I just read an interesting on-line article from the New Scientist that discusses this. As the article states:
In its 2007 report, the Intergovernmental Panel on Climate Change (IPCC) forecast a sea level rise of between 19 and 59 centimetres by 2100, but this excluded "future rapid dynamical changes in ice flow".
The rest of the fairly extensive article discusses the various types of modeling being done, much of it after the IPCC statement. As is often with such modeling, there is a great deal of uncertainty with complicated system such as the earth including how much greenhouse gas the world produces. However, the conclusion is that the sea level is likely to rise something between 0.8-2.0 meters by 2100 (and of course still increasing in subsequent years).
Sea level rise comes from a number of factors. To briefly mention a few from the article:
- Thermal expansion of water
- Glacier movement of ice into the sea from land
- Melting of surface water on the glacier tunneling beneath to lubricate the glacier movement.
- Surface melting on glaciers creating giant "ice cubes" which may tumble over increasing glacier flow rate
- Warmer sea water near the ice sheets melting from below releasing more dammed ice to increase flow off land
The author also points out that such a rise is consistent with geologic history.

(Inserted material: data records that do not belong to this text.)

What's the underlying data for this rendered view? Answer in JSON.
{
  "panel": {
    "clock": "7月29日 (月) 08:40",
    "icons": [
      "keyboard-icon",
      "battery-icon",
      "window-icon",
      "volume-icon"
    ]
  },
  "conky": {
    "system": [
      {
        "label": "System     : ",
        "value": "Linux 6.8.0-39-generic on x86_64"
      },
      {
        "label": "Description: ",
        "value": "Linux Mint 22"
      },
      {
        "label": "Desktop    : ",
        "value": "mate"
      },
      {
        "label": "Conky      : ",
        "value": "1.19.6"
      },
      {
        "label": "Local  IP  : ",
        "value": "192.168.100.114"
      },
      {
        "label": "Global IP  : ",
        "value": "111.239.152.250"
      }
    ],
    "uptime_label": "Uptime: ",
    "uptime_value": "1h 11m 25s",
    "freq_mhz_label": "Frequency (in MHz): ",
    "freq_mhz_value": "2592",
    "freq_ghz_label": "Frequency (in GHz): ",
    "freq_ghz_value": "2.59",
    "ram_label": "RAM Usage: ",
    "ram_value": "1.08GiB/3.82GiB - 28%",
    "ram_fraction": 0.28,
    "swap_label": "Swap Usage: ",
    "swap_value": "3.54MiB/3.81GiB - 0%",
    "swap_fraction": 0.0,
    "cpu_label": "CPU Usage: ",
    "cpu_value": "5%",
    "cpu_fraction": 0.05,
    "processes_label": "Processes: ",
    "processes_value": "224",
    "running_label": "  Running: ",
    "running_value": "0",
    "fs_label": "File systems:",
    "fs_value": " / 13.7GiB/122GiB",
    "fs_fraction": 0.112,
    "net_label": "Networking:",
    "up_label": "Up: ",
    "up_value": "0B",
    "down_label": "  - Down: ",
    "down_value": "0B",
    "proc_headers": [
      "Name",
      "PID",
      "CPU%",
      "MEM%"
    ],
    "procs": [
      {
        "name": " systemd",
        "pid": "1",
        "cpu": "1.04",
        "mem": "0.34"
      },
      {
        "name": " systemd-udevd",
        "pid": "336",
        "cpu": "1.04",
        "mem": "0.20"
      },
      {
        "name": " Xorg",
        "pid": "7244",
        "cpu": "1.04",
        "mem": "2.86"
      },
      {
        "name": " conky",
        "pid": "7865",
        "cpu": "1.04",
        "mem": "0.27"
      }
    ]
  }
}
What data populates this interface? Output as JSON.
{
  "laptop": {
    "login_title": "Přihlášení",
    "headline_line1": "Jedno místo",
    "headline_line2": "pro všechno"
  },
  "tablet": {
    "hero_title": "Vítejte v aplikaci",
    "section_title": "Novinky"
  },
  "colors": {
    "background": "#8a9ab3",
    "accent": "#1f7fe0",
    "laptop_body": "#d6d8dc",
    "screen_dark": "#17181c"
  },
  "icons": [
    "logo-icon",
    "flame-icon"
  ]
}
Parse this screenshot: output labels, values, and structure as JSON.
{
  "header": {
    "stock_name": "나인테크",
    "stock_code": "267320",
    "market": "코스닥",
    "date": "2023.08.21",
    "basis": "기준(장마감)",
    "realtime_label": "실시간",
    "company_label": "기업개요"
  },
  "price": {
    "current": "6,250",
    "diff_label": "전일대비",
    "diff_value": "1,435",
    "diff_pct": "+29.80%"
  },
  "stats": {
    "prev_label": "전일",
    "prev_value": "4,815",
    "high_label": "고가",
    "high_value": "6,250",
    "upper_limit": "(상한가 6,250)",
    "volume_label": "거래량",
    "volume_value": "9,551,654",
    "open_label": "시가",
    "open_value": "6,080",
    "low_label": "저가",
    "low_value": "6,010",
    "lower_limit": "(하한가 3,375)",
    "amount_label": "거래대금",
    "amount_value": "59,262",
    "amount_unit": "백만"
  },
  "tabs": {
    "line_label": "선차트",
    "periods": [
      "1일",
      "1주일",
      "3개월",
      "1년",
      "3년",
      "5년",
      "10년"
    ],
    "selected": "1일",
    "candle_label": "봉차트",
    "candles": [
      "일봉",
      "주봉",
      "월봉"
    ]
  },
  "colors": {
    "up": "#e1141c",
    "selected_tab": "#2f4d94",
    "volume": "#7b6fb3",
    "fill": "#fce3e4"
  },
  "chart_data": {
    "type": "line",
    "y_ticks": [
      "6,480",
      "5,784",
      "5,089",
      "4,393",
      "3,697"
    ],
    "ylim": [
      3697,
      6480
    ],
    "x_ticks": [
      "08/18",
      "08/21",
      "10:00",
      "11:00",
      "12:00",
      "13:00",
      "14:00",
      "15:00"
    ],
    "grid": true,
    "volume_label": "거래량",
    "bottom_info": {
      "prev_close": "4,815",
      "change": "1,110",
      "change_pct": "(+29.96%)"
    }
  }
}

There have been instances where sea level has risen by 1.6 meters on average in a 100 year stretch during the last interglacial period and one report that suggests that sea level had risen by 3 meters in 50-100 years.
We Are Not Delicious
8 years ago